USDA makes spec buildings, revolving loan funds to rural communities

24 Jan 2020

Agriculture, Site Selection, Partnerships, Economic Development, Business Attraction

In our look at the partners that make economic development successful in the Corridor, we next turn to the US Department of Agriculture, specifically USDA Rural Development. That’s right, the federal government.


The USDA web site describes rural development as a “mission area.” That somewhat uncertain description is made more specific with this passage: “We offer loans, grants and loan guarantees to help create jobs and support economic development and essential services such as housing; health care; first responder services and equipment; and water, electric and communications infrastructure.”

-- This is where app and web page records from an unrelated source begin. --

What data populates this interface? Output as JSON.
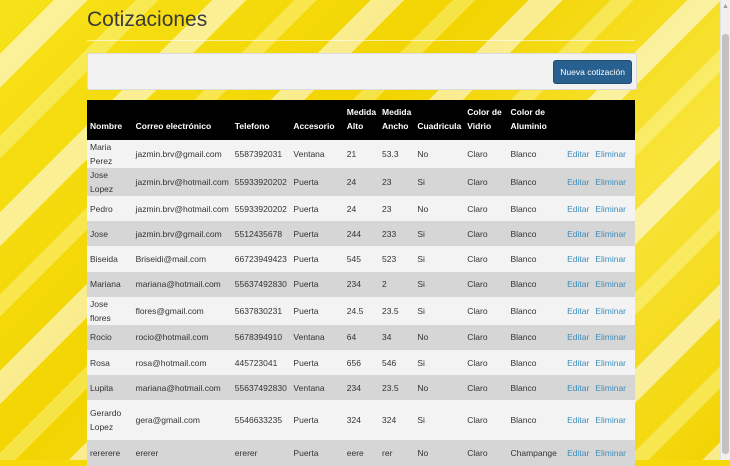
{
  "page": {
    "title": "Cotizaciones"
  },
  "toolbar": {
    "new_label": "Nueva cotización"
  },
  "table": {
    "headers": [
      "Nombre",
      "Correo electrónico",
      "Telefono",
      "Accesorio",
      "Medida Alto",
      "Medida Ancho",
      "Cuadricula",
      "Color de Vidrio",
      "Color de Aluminio"
    ],
    "edit_label": "Editar",
    "delete_label": "Eliminar",
    "rows": [
      [
        "Maria Perez",
        "jazmin.brv@gmail.com",
        "5587392031",
        "Ventana",
        "21",
        "53.3",
        "No",
        "Claro",
        "Blanco"
      ],
      [
        "Jose Lopez",
        "jazmin.brv@hotmail.com",
        "55933920202",
        "Puerta",
        "24",
        "23",
        "Si",
        "Claro",
        "Blanco"
      ],
      [
        "Pedro",
        "jazmin.brv@hotmail.com",
        "55933920202",
        "Puerta",
        "24",
        "23",
        "No",
        "Claro",
        "Blanco"
      ],
      [
        "Jose",
        "jazmin.brv@gmail.com",
        "5512435678",
        "Puerta",
        "244",
        "233",
        "Si",
        "Claro",
        "Blanco"
      ],
      [
        "Biseida",
        "Briseidi@mail.com",
        "66723949423",
        "Puerta",
        "545",
        "523",
        "Si",
        "Claro",
        "Blanco"
      ],
      [
        "Mariana",
        "mariana@hotmail.com",
        "55637492830",
        "Puerta",
        "234",
        "2",
        "Si",
        "Claro",
        "Blanco"
      ],
      [
        "Jose flores",
        "flores@gmail.com",
        "5637830231",
        "Puerta",
        "24.5",
        "23.5",
        "Si",
        "Claro",
        "Blanco"
      ],
      [
        "Rocio",
        "rocio@hotmail.com",
        "5678394910",
        "Ventana",
        "64",
        "34",
        "No",
        "Claro",
        "Blanco"
      ],
      [
        "Rosa",
        "rosa@hotmail.com",
        "445723041",
        "Puerta",
        "656",
        "546",
        "Si",
        "Claro",
        "Blanco"
      ],
      [
        "Lupita",
        "mariana@hotmail.com",
        "55637492830",
        "Ventana",
        "234",
        "23.5",
        "No",
        "Claro",
        "Blanco"
      ],
      [
        "Gerardo Lopez",
        "gera@gmail.com",
        "5546633235",
        "Puerta",
        "324",
        "324",
        "Si",
        "Claro",
        "Blanco"
      ],
      [
        "rererere",
        "ererer",
        "ererer",
        "Puerta",
        "eere",
        "rer",
        "No",
        "Claro",
        "Champange"
      ]
    ]
  },
  "colors": {
    "header_bg": "#000000",
    "link": "#3c8dbc",
    "button": "#286090",
    "background": "#f5d90a"
  }
}
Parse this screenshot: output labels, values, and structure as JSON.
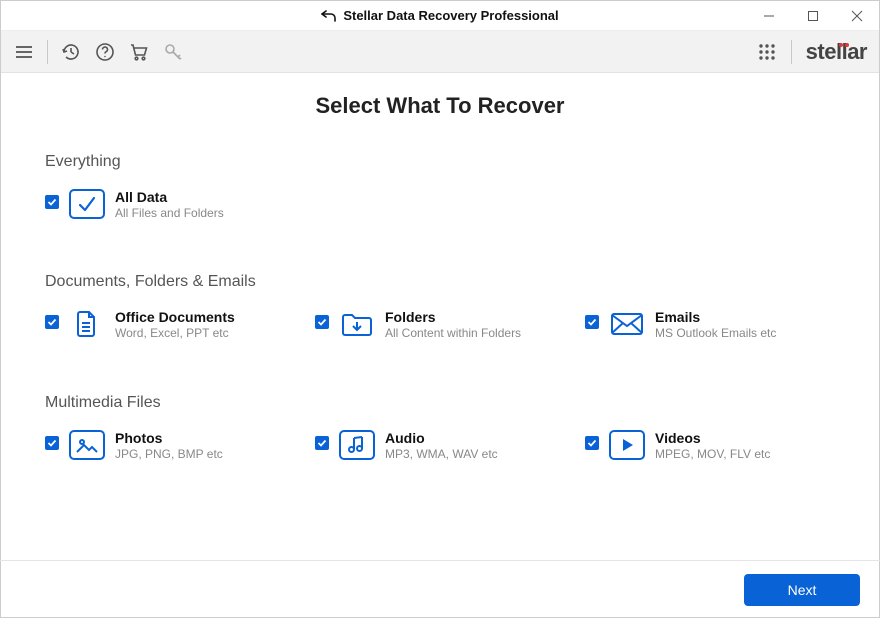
{
  "window": {
    "title": "Stellar Data Recovery Professional"
  },
  "brand": "stellar",
  "page_title": "Select What To Recover",
  "sections": {
    "everything": {
      "title": "Everything",
      "all_data": {
        "title": "All Data",
        "sub": "All Files and Folders"
      }
    },
    "docs": {
      "title": "Documents, Folders & Emails",
      "office": {
        "title": "Office Documents",
        "sub": "Word, Excel, PPT etc"
      },
      "folders": {
        "title": "Folders",
        "sub": "All Content within Folders"
      },
      "emails": {
        "title": "Emails",
        "sub": "MS Outlook Emails etc"
      }
    },
    "media": {
      "title": "Multimedia Files",
      "photos": {
        "title": "Photos",
        "sub": "JPG, PNG, BMP etc"
      },
      "audio": {
        "title": "Audio",
        "sub": "MP3, WMA, WAV etc"
      },
      "videos": {
        "title": "Videos",
        "sub": "MPEG, MOV, FLV etc"
      }
    }
  },
  "footer": {
    "next": "Next"
  }
}
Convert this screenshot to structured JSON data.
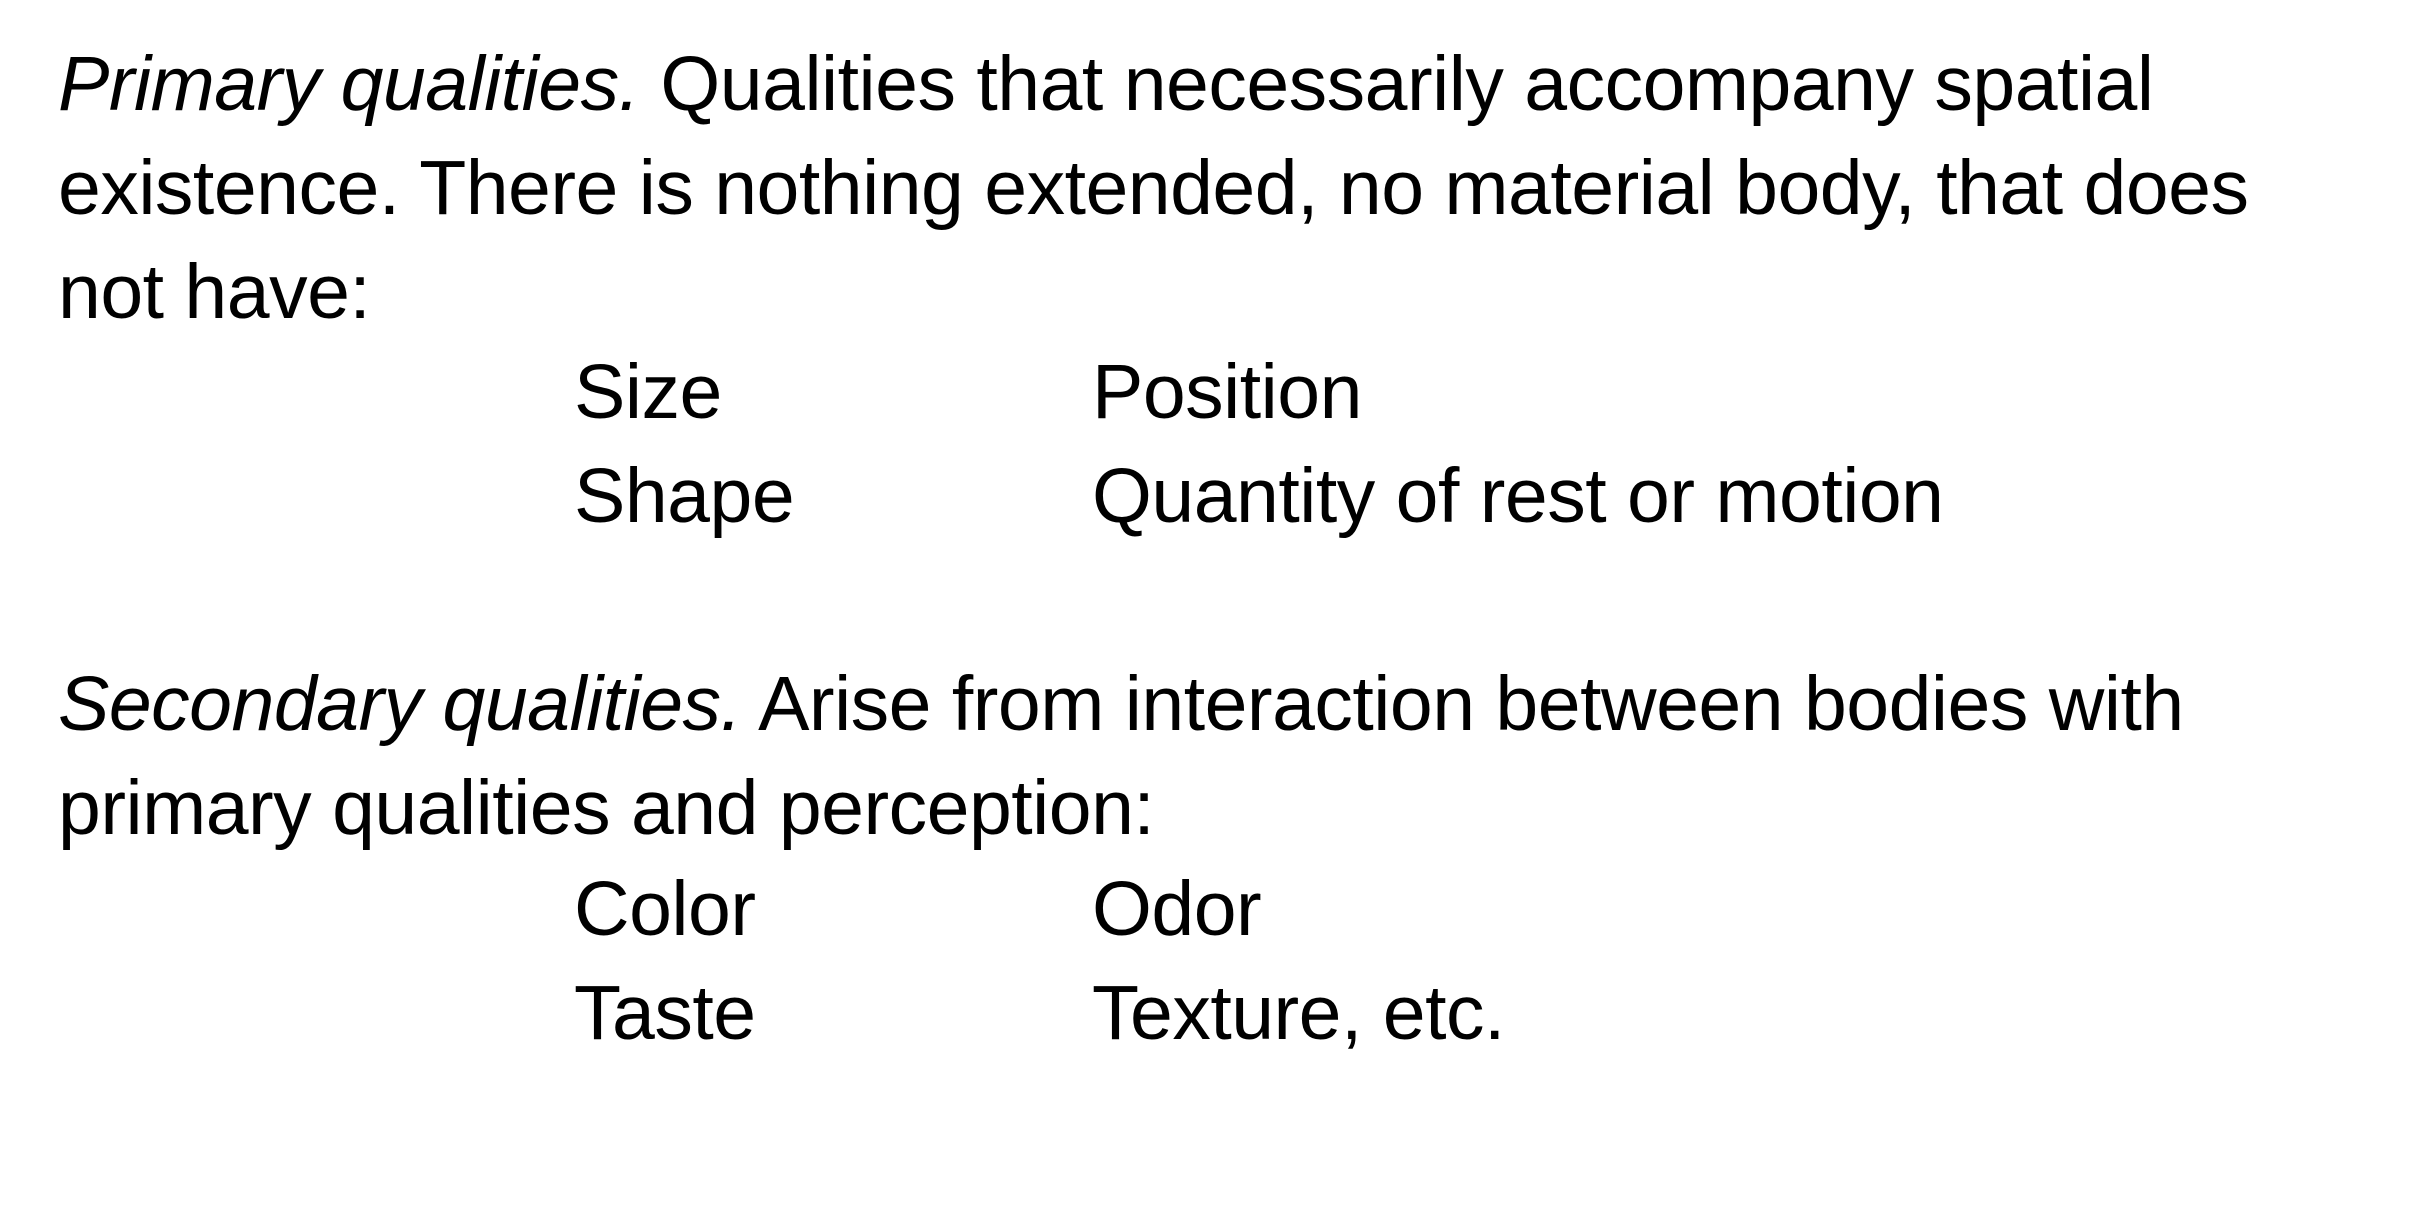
{
  "primary": {
    "term": "Primary qualities.",
    "text": " Qualities that necessarily accompany spatial existence. There is nothing extended, no material body, that does not have:",
    "items": [
      [
        "Size",
        "Position"
      ],
      [
        "Shape",
        "Quantity of rest or motion"
      ]
    ]
  },
  "secondary": {
    "term": "Secondary qualities.",
    "text": " Arise from interaction between bodies with primary qualities and perception:",
    "items": [
      [
        "Color",
        "Odor"
      ],
      [
        "Taste",
        "Texture, etc."
      ]
    ]
  }
}
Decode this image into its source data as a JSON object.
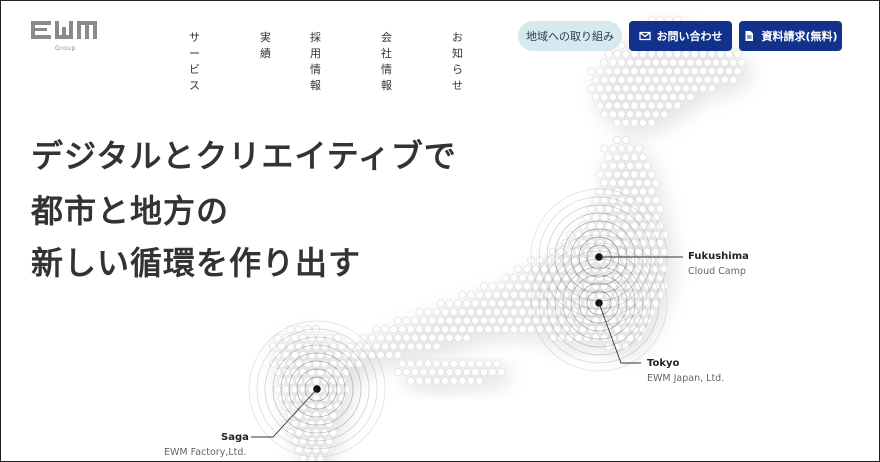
{
  "brand": {
    "logo_text": "EWM",
    "logo_sub": "Group"
  },
  "nav": {
    "items": [
      "サービス",
      "実績",
      "採用情報",
      "会社情報",
      "お知らせ"
    ]
  },
  "buttons": {
    "region": "地域への取り組み",
    "contact": "お問い合わせ",
    "contact_icon": "mail-icon",
    "docs": "資料請求(無料)",
    "docs_icon": "document-icon"
  },
  "colors": {
    "primary": "#12318a",
    "region_bg": "#d5e9ee"
  },
  "hero": {
    "lines": [
      "デジタルとクリエイティブで",
      "都市と地方の",
      "新しい循環を作り出す"
    ]
  },
  "locations": [
    {
      "name": "Fukushima",
      "company": "Cloud Camp"
    },
    {
      "name": "Tokyo",
      "company": "EWM Japan, Ltd."
    },
    {
      "name": "Saga",
      "company": "EWM Factory,Ltd."
    }
  ]
}
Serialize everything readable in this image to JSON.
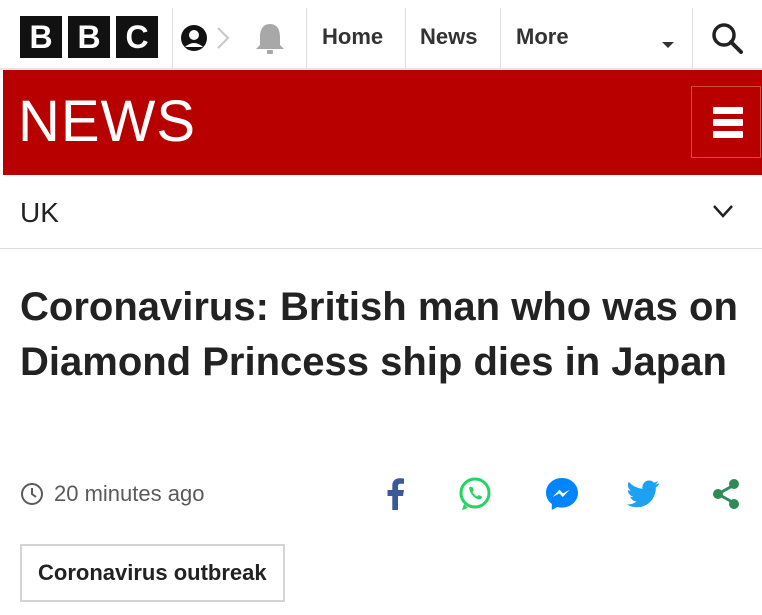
{
  "header": {
    "logo_letters": [
      "B",
      "B",
      "C"
    ],
    "nav": {
      "home_label": "Home",
      "news_label": "News",
      "more_label": "More"
    },
    "icons": [
      "account-icon",
      "notifications-bell-icon",
      "search-icon",
      "chevron-down-icon"
    ]
  },
  "banner": {
    "wordmark": "NEWS",
    "background_color": "#b80000",
    "menu_icon": "hamburger-menu-icon"
  },
  "section": {
    "label": "UK",
    "expand_icon": "chevron-down-icon"
  },
  "article": {
    "headline": "Coronavirus: British man who was on Diamond Princess ship dies in Japan",
    "timestamp": "20 minutes ago",
    "share_icons": [
      "facebook-icon",
      "whatsapp-icon",
      "messenger-icon",
      "twitter-icon",
      "share-icon"
    ],
    "topic_tag": "Coronavirus outbreak"
  },
  "colors": {
    "brand_red": "#b80000",
    "facebook_blue": "#3b5998",
    "whatsapp_green": "#25d366",
    "messenger_blue": "#0084ff",
    "twitter_blue": "#1da1f2",
    "share_green": "#2e8b57"
  }
}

An essential piece of the USDA’s broad portfolio is the Rural Economic Development Loan & Grant program. Through REDL&G (typically pronounced “red-lag”), the USDA provides zero-interest loans to local utilities which, in turn, pass the money to businesses to support job creation projects in rural areas. Loans can be for as much as $2 million. The businesses must pay the money back, but friendly rates and terms help bend the profitability curve upward.


REDL&G also seeds revolving loan funds operated by rural utilities. Once again, the primary aim is job creation.


Finally, a common use of REDL&G is to fund speculative industrial buildings. Examples in the Corridor are … Well, there are a heck of a lot of them. One recent example is a 30,000 SF spec building in Spirit Lake’s East Lake Industrial Park owned by the Iowa Lakes Corridor Future Fund and available for $799,000.


Add all that up and we’re only through one USDA program. The department also provides business loan guarantees and a plethora of business and community assistance programs. Listing them all here would be tedious, but you can take a look at


We’ll close out with a call to Iowa’s congressional delegation to protect funding for USDA Rural Development, one of the few federal “mission areas” truly built for the benefit of small towns and rural areas.